No. And this is a tremendous advantage over conventional M.E.K.P. catalyzed resins which barely even work at temperatures below 60°F and are dangerous over 85°F. On the other hand, SOLAREZ® works just as fast in scorching heat or freezing cold.
Anything better than dense fog will work fine. Very weak, hazy sun may take as long as 30 minutes to cure SOLAREZ®.
Unlike dangerous M.E.K.P. catalyst, whose reaction proceeds irreversibly and sometimes catastrophically forward, SOLAREZ® ‘ can be interrupted at any time. Simply remove it from sunlight. When it is replaced into sunlight again, the reaction will resume. You may take advantage of this feature for making clean trims when the resin has reached its “gel-stage”, roughly 45 seconds in good sunlight.

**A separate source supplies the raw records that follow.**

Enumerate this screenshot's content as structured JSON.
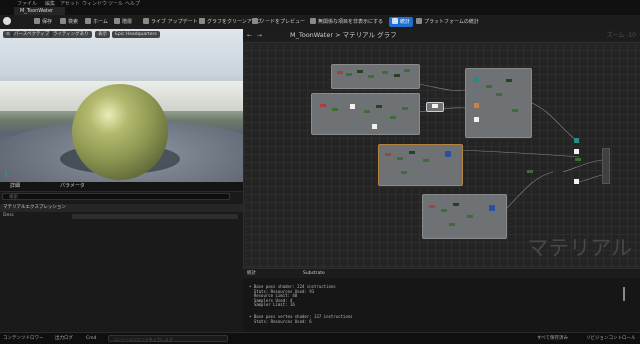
{
  "menu": [
    "ファイル",
    "編集",
    "アセット",
    "ウィンドウ",
    "ツール",
    "ヘルプ"
  ],
  "asset_tab": "M_ToonWater",
  "toolbar": {
    "save": "保存",
    "browse": "検索",
    "home": "ホーム",
    "hierarchy": "階層",
    "live_update": "ライブ アップデート",
    "clean_graph": "グラフをクリーンアップ",
    "node_preview": "ノードをプレビュー",
    "hide_unrelated": "無関係な項目を非表示にする",
    "stats": "統計",
    "platform_stats": "プラットフォームの統計"
  },
  "viewport": {
    "perspective": "パースペクティブ",
    "lit": "ライティングあり",
    "show": "表示",
    "hdri": "Epic Headquarters"
  },
  "details": {
    "tab_details": "詳細",
    "tab_params": "パラメータ",
    "search_placeholder": "検索",
    "section": "マテリアルエクスプレッション",
    "row_label": "Desc"
  },
  "graph": {
    "breadcrumb": "M_ToonWater > マテリアル グラフ",
    "zoom": "ズーム -10",
    "watermark": "マテリアル"
  },
  "stats": {
    "tab_stats": "統計",
    "tab_substrate": "Substrate",
    "pixel_block": "• Base pass shader: 224 instructions\n  Stats: Resources Used: 93\n  Resource Limit: 48\n  Samplers Used: 4\n  Sampler Limit: 16",
    "vertex_block": "• Base pass vertex shader: 137 instructions\n  Stats: Resources Used: 6"
  },
  "statusbar": {
    "content_drawer": "コンテンツドロワー",
    "output_log": "出力ログ",
    "cmd": "Cmd",
    "console_placeholder": "コンソールコマンドを入力します",
    "saved": "すべて保存済み",
    "revision": "リビジョンコントロール"
  }
}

SOLAREZ® quickly hardens but only when exposed to direct sunlight. In the shade, you have all the time you need to put the goop where you want it and to remove excess bubbles.
No. Chop-strand fiberglass is evenly dispersed throughout the SOLAREZ® putty. This type of reinforcement provides better strength when repairing chips, dents and gouges because more fibers get into the ding and they align themselves in multiple directions. For large, shallow jobs (in excess of one square foot) we recommend the use of SOLAREZ® laminating resin in conjunction with fiberglass cloth. For patching good-sized holes where there is no backing, try our convenient SOLAREZ® pre-preg patch. It’s a Solarez- impregnated patch of fiberglass cloth for ultra-quick field repairs. This was used in “Operation Desert Storm”.
SOLAREZ® repair putty is a mixture of high-strength, fiber reinforced polyester resin and an amazing solar-activated catalyst. There is no mixing required, just use it straight from the tube. SOLAREZ® quickly and durably repairs fiberglass, plastics, wood and metal in minutes.